The first successful effort to establish an Episcopal Church in Kansas was begun by the Rev. Hiram Stone. In late 1856, Rev. Stone resigned his rectorship in Connecticut after being appointed a domestic missionary to the remote field of the West.  On 10 December, two weeks after his arrival, a parish was organized in Leavenworth City. The church was named St. Paul’s in consideration of the support extended to the mission by St. Paul’s Church in New Haven, Connecticut.

It was a tumultuous time and place to begin a new parish. The organization of St. Paul’s took place only 2 years after the incorporation of Leavenworth, the first city in the territory of Kansas with a population of about 2,000.  Though the Army occupied Fort Leavenworth in 1827, this area of the country was previously set aside as Indian Territory by the U.S. government. However, the Kansas-Nebraska Act in 1854 opened the way for white settlement in this western expanse – with the stipulation that the settlers would vote on whether to allow slavery within the territory.  Resulting anti-slavery and pro-slavery agitation often led to open physical confrontation within the city and surrounding areas.

At the time of Rev. Stone’s arrival, there was only a small company of people favorable to our services, and among these only three communicants of the church.  For nearly two years, services were held in such places that could be procured in the town. On 5 September 1858, a wooden church, with a two hundred person seating capacity, opened for services.  Two months later, the Rev. Jackson Kemper, Missionary Bishop of the Territory, consecrated the church and three persons were confirmed. Another eight persons were confirmed by Bishop Kemper on 14 August 1859.  By the time of his resignation in October 1859, Rev. Stone listed forty-three communicants.

During the interval between his resignation and the arrival of the Rev. John Hobson Egar in March 1863, the little parish languished.  The congregation dwindled, the Sunday School was disbanded, and the frame church was lost. Upon assuming the rectorship, Rev. Egar took immediate steps to erect a building.  Though there were only 19 communicants in the parish at the time, three lots were purchased and plans for a church to seat about 500 people were obtained.

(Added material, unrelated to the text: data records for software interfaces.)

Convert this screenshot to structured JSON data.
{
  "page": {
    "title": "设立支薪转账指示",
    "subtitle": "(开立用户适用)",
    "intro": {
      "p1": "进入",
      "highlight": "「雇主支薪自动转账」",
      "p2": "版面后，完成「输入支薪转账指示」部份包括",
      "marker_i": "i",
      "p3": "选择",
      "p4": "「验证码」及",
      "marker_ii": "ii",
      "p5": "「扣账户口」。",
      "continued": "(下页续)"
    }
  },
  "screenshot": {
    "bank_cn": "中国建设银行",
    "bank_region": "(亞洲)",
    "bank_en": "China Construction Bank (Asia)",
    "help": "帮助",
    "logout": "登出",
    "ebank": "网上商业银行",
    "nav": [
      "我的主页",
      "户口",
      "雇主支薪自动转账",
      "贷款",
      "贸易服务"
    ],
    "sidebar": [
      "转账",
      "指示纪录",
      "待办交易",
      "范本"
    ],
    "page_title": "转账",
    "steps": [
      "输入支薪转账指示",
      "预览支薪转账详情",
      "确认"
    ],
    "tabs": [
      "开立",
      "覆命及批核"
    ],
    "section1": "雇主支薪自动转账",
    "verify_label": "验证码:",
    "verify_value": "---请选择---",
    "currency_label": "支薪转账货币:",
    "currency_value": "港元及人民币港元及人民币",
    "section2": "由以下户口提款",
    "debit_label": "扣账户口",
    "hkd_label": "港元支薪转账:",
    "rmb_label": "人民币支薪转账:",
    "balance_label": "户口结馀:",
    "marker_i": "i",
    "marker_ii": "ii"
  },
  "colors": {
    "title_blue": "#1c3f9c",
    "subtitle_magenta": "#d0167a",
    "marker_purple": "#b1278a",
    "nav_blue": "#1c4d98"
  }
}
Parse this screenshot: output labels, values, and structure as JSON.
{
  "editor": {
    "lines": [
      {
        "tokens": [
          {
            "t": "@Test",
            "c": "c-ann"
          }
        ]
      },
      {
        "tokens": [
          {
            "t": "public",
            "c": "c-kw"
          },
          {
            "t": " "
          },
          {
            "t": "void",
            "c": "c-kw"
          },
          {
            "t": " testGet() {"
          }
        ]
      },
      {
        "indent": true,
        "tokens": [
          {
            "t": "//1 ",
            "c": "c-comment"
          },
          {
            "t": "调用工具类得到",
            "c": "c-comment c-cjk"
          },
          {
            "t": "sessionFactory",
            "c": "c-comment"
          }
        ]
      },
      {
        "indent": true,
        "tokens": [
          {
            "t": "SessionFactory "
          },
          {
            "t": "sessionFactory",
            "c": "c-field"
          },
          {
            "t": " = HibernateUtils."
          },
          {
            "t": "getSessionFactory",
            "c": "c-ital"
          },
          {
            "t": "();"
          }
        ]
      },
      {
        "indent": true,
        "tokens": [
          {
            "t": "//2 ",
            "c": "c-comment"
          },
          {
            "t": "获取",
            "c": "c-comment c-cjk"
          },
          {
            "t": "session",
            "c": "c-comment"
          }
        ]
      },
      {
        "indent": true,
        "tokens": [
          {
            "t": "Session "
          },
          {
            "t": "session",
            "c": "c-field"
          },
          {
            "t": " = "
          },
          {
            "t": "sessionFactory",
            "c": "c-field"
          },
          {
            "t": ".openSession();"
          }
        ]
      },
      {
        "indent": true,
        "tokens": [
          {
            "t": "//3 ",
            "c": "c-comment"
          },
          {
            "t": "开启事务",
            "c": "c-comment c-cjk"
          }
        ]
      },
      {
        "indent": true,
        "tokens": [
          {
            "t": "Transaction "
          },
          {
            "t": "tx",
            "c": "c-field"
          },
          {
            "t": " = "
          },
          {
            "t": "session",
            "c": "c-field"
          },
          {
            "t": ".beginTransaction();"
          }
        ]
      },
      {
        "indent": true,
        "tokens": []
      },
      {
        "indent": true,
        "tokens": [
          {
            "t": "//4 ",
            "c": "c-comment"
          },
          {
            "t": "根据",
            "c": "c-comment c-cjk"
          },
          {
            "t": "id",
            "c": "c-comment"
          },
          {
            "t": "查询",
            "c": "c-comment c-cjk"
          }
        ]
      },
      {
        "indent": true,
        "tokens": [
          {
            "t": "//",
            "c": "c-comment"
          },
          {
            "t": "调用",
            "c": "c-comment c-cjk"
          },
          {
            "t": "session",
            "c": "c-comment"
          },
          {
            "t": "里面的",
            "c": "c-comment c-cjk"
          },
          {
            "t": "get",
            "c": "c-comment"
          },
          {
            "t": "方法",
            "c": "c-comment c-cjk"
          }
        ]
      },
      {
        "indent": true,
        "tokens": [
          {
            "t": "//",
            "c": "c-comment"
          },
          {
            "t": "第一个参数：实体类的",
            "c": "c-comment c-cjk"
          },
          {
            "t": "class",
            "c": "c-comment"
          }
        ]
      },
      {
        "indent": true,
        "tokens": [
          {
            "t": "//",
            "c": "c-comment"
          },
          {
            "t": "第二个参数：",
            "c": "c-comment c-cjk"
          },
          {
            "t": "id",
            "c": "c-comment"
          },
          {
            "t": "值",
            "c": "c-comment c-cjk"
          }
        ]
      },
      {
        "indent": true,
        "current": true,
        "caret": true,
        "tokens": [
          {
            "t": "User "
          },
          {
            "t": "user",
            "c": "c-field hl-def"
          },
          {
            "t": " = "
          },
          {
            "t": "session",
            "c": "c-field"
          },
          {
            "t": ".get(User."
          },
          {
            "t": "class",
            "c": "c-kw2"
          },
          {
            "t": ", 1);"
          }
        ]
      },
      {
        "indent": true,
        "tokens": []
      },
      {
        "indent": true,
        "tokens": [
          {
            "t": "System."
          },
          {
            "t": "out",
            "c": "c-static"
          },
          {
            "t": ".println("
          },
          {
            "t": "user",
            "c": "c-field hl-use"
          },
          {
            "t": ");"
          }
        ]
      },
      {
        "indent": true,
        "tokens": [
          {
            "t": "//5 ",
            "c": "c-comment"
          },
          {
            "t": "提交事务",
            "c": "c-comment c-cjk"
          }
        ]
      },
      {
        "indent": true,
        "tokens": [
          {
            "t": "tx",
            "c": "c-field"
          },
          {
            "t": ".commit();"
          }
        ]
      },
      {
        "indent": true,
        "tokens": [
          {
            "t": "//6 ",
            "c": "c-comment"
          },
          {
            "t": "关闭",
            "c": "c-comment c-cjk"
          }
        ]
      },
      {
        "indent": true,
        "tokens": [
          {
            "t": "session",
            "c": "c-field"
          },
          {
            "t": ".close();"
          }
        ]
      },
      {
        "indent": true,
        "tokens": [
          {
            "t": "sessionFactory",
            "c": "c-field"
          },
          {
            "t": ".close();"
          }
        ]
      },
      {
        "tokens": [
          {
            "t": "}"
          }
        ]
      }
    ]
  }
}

Construction began in June 1863.  However, additional funding had be obtained from the east to complete the work. On 10 July 1864, the erected portion of the church was occupied for public worship for the first time. By 15 January 1866, the rector reported 53 communicants.

Shortly before Rev. Egar’s resignation in July 1868, the Parochial Report showed a good organ was in place, the building was lit by gas, lots were properly fenced, and the parish was almost out of debt.

Under the leadership of the Rev. John Kendrick, work to finish and enlarge the church was resumed in July 1871 and the building in approximately its present configuration was completed in 1872.

Following the Rev. Kendrick’s departure in 1874, St. Paul’s was served by another eight rectors through 1910, and another eight through mid-2018.  During that period, the church structure underwent a year-long restoration project in the late 1940s, and another major update in 2009, to include a new addition.